The schools where the neatest solutions exist (i.e. one platform all the way through) tend to be those with limited age categories. It is relatively easy to introduce the Microsoft Surface, say, in a 13-18 school. Making this decision would be harder in a K-12 school where the needs of younger children are different and handing them a Surface to use for their school work might not be appropriate. As most international schools are K-12, most have hybrid systems. But if simplicity's your thing, it is probably the Apple solution (MacBook + iPad) which best caters for the needs of children of any age.

In Thailand, were you to go down the CYOD/DNBYOD route, these are the main contenders. I've included some models and prices to aid comparison:

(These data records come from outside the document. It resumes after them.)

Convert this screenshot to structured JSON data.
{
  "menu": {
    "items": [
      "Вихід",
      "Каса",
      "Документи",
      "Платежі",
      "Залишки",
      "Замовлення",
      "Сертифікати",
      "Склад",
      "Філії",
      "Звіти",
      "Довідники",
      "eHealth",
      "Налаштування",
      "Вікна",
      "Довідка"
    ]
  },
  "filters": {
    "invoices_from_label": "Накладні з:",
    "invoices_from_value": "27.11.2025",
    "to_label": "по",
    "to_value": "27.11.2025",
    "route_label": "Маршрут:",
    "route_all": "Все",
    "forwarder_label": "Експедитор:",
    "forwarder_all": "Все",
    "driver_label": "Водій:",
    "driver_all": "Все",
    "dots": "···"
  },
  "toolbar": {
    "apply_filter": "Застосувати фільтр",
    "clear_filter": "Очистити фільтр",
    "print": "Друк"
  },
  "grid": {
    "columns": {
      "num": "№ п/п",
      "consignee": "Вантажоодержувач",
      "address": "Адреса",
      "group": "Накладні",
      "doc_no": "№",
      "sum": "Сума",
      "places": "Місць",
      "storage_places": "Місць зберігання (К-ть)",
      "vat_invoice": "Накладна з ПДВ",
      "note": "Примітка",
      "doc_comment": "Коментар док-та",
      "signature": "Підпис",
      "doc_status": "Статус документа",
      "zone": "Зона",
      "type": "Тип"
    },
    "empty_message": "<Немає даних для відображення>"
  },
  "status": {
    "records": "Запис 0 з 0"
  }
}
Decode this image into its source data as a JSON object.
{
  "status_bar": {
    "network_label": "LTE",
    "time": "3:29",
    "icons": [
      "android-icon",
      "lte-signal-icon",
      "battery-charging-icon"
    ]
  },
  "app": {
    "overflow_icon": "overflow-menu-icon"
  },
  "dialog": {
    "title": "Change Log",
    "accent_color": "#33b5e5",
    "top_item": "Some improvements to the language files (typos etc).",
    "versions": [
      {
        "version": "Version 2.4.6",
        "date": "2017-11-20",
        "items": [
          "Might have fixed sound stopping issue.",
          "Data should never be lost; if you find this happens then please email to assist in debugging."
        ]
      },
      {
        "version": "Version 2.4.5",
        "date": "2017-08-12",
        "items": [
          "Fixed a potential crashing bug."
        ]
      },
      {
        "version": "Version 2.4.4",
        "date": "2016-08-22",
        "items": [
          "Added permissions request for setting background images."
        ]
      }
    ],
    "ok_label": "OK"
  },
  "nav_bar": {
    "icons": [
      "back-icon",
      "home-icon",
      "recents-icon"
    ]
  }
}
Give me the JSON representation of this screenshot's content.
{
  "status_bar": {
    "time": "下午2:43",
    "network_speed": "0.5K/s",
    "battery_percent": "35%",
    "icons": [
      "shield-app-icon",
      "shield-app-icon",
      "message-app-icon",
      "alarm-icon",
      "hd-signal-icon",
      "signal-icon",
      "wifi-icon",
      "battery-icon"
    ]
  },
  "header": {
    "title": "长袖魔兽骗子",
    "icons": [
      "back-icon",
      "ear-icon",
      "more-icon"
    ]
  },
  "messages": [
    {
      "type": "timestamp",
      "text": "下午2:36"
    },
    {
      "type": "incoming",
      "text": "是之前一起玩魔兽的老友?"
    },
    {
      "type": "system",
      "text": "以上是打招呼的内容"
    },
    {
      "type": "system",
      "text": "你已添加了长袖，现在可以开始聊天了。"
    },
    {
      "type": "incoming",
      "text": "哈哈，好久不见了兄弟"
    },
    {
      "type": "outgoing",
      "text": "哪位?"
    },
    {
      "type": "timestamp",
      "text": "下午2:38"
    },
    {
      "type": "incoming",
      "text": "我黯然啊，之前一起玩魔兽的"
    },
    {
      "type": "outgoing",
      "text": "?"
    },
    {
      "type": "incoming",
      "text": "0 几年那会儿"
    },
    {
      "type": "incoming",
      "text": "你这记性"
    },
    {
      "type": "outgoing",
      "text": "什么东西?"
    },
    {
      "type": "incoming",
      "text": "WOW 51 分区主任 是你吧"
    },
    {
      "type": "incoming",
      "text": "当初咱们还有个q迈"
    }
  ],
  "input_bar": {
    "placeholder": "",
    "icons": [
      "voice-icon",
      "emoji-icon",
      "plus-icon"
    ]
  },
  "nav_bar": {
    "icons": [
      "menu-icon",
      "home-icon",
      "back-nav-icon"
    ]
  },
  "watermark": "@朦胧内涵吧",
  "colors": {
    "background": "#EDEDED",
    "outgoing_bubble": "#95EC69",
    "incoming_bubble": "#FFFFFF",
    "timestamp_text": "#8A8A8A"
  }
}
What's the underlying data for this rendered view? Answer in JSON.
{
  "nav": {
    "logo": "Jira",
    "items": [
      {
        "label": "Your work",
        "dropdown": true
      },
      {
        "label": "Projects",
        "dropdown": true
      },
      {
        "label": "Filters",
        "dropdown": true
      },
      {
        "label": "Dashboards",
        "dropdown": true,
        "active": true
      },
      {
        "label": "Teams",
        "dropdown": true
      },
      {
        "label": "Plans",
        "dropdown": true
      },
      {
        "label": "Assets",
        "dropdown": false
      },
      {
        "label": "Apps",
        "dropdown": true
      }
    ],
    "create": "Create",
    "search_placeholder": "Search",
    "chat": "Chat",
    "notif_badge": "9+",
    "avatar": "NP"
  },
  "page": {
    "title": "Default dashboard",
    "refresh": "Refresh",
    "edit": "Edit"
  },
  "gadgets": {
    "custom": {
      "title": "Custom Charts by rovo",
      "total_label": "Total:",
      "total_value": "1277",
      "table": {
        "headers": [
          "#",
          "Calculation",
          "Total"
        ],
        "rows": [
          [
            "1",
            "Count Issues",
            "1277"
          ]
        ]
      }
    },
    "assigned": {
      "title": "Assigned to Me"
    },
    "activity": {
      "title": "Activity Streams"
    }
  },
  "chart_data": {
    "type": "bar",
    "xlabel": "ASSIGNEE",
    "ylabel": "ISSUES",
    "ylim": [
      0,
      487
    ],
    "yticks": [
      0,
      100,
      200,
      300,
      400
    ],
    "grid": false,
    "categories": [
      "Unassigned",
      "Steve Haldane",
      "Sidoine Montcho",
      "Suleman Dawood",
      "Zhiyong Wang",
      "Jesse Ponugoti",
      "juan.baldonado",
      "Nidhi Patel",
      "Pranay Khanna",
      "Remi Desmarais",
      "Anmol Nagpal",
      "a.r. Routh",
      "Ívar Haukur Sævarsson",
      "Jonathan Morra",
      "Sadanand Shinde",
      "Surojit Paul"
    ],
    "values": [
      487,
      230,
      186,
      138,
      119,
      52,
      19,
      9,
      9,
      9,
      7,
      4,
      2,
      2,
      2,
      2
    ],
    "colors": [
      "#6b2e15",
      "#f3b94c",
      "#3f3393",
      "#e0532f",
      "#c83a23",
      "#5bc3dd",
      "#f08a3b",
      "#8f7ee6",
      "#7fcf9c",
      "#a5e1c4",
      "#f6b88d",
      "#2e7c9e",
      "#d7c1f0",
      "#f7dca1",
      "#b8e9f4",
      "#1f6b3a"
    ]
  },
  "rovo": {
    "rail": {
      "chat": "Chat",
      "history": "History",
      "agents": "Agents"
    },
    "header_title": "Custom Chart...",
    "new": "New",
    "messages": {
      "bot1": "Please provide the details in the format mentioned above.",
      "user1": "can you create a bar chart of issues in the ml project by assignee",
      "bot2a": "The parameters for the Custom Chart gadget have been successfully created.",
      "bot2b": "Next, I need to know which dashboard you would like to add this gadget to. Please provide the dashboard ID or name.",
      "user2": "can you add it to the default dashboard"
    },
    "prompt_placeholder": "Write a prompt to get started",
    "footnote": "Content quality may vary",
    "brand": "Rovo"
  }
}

Metric Dell Apple MS Surface
Price/unit - staff Dell 5300 13-inch ฿35,500
or Dell 5300 13-inch tablet ฿42,000
MacbookPro 13-inch ฿55,900 Surface i5-8250U/128GB/8GB ฿39,990
or Surface i5-8250U/256GB/8GB ฿51,990
Price/unit - pupils Dell 5300 13-inch ฿35,500 Macbook 12-inch ฿46,100 SurfaceGo with keyboard ฿19,680
Service agreement Onsite service with spare parts (4 years) No onsite service, 1-year warranty for spare parts No onsite service, 1-year warranty for replacement
Inkable? Yes No Yes
Pros Excellent service agreement
Inkable - saves paper
Excellent MDM solution - a one-stop-shop
Not locked into any software Ecosystem
The closest thing that exists to a single solution for everything
Staff already likely to be familiar with MS-Windows
Seen as flagship/top of the range
Ties in with iPads where these are already used
Good for high-end users (artists etc.)
Lightweight, fast
More of a 'statement' than Dell machines
Familiarity with Microsoft
Inkable - saves paper
Cons Some students will still want Apple machines(!)
Not a 'cool' flagship
Relatively low build quality
Service agreement not as good as Dell
The most expensive option
Most staff would need retraining
Apple does not provide onsite support
Needs separate MDM solution at additional cost
Ties students into Microsoft a little more than a 'Vanilla PC'
Have poor reliability record
Most staff would need retraining
Microsoft does not provide onsite support

The model we have in place at the moment at Harrow Bangkok is a hybrid. As if often the case with these things in schools, it has evolved organically. What we've arrived at is as follows:

  • Ages 9 and below (UK Year 4 and below) - DNBYOD, school iPads and desktop PCs available for teachers and pupils to use in the classroom as required.
  • Ages 10 to 14 (UK Years 6 to 9) - CYOD, choose an iPad whilst desktop PCs are available for teachers and pupils to use in the classroom as required. Desktop Macs are provided in the Art and Design Departments and for Music Technology.
  • Ages 14 and above (UK Years 10 and above) - BYOD, bring a device with a keyboard to school for using in lessons as required. Desktop Macs are provided in the Art and Design Departments and for Music Technology.
  • Teachers are supplied with a Dell laptop, the newest versions of which (Latitude 7390) are inkable.

Over the past few years we've mulled over becoming an Apple school and we've toyed with the idea of rolling out Microsoft Surfaces etc. But when it has come down to the nuts and bolts, no one solution has been the right fit for the whole school. As a result, we've made a strength out of not having committed ourselves too firmly to any particular platform. Although the array of choices can be bewildering at times, pupils leave our school not having had any particular system foisted on them. They go out into the world with the flexibility to embrace whatever computer system best fits the projects they find themselves working on.

I'd love to hear how things work in your school, particularly if you work in a K-12 international school. Do you have a similar setup? What have you found that works?